The Challenge of Organizing the Knowledge
Attending courses is great but applying the knowledge is better: non only it ensures that the knowledge will be mastered, but maybe more importantly, that it will not evaporate with time … such as a foreign language you learned at school but never practiced. So picking up the right course topics at the right time is important.
However, from time to time, you don’t apply your new acquired knowledge directly during your daily projects. Here comes my biggest challenge: how to organize all this knowledge, which you will need one day … but not today. Do you save videos and PDF’s to your PC? Well, it’s a good start but not sufficient. Btw, it’s assuming that the PDF is available. See my exchange with an EDX teacher:
I almost completed the course. Very happy with what I learned. However, while this course is great to learn and to get a certification, the course should be improved in one dimension (absolutely required for me): become the reference material. I mean: I want to ability to search the course for something I learned, something I tested, something I studied .. for something I’m sure is in the course.
A single PDF would be great. If not possible, an efficient search within the course, on EDX. Whatever …
If you want MOOCs (and in particular EDX) to present of a view of my knowledge, go extra mile and allow to search through it. Without that functionality, we’re back to stackoverflow for reference…

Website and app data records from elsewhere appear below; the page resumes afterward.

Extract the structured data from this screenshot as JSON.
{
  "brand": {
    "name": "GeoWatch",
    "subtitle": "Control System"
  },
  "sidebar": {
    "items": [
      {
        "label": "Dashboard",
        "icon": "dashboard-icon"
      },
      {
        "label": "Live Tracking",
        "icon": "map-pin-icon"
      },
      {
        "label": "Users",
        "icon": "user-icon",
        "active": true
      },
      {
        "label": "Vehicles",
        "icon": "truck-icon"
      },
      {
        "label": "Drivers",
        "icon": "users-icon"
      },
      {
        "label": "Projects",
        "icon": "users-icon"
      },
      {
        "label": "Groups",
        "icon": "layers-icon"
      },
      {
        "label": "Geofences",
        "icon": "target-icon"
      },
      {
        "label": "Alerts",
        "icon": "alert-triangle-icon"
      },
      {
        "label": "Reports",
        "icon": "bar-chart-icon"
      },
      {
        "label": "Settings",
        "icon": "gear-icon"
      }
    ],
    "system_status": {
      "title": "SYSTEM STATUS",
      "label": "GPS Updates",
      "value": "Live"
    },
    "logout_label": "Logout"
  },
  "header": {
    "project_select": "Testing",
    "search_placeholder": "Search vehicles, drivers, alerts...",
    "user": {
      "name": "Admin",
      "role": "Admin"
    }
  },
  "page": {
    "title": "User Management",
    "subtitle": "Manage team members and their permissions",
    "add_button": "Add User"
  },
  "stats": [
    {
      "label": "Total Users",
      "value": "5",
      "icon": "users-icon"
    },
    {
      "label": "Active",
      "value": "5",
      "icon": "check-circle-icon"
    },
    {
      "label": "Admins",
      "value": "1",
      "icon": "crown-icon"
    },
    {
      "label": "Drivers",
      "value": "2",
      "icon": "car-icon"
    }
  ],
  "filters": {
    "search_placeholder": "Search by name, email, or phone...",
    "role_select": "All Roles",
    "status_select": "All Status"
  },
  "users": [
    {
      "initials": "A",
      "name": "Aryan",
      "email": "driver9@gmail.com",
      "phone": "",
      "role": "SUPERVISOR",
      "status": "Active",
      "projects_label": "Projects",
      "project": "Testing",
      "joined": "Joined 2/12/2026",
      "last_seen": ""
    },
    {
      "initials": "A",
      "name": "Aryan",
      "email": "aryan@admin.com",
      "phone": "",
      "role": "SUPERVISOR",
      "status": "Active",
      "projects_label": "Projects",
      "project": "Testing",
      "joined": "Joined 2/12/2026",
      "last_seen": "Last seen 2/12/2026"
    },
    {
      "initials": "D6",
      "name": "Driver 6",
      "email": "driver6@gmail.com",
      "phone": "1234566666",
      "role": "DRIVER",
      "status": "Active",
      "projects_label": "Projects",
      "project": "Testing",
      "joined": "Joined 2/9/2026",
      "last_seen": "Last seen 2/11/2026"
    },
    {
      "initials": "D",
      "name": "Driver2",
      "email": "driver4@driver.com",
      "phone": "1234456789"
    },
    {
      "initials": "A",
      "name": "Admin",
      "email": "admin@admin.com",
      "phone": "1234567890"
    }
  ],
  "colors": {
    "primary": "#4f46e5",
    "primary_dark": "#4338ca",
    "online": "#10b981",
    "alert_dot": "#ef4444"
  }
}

The answer was … , well, as expected:
I understand the desire for indexing, searching etc, and would welcome it. However, this is not available on the edX platform — it is not a design feature of this particular course, so I feel your pain. Not much we can do about it 🙁
Resorting to screenshots for your notes is not even useful since the final document is unsearchable.
So, here is maybe the most important requirements for MOOCs to be useful, on top of the list aforementioned:
- The ability to annotate my course notes, with personal notes, with code excerpts, with link to my (github) projects, with pointers to material within different trainings, with included screeenshots, with action items, …
- … in a way that is easily searchable for later retrieval. And obviously, I want my notes to remain available for years.
In other words, I want the training I’m following now to become my reference material, automatically.
As a typical example today, I’m refreshing my python knowledge with a course. I enjoy this course, but it’s a video-only one. What will remain in the end? Some knowledge captured on the fly, the bookmarked URL with the course ToC, and some code snippets/exercises somewhere in my VM. Not sufficient to me. I followed a Kubernetes training in December and the “knowledge capture on the fly” evaporates quickly. Maybe I’m getting too old and I need to optimize how I classify my knowledge, as opposed to optimize my memory … but that’s a different topic 🙂
New business models are slowly emerging in the world of education. Who’s going to build me a MOOC-as a Service, with the above criteria? Obviously, General Data Protection Regulation (GDPR) must be respected … so I’m ready to pay a little for this, not to be the product.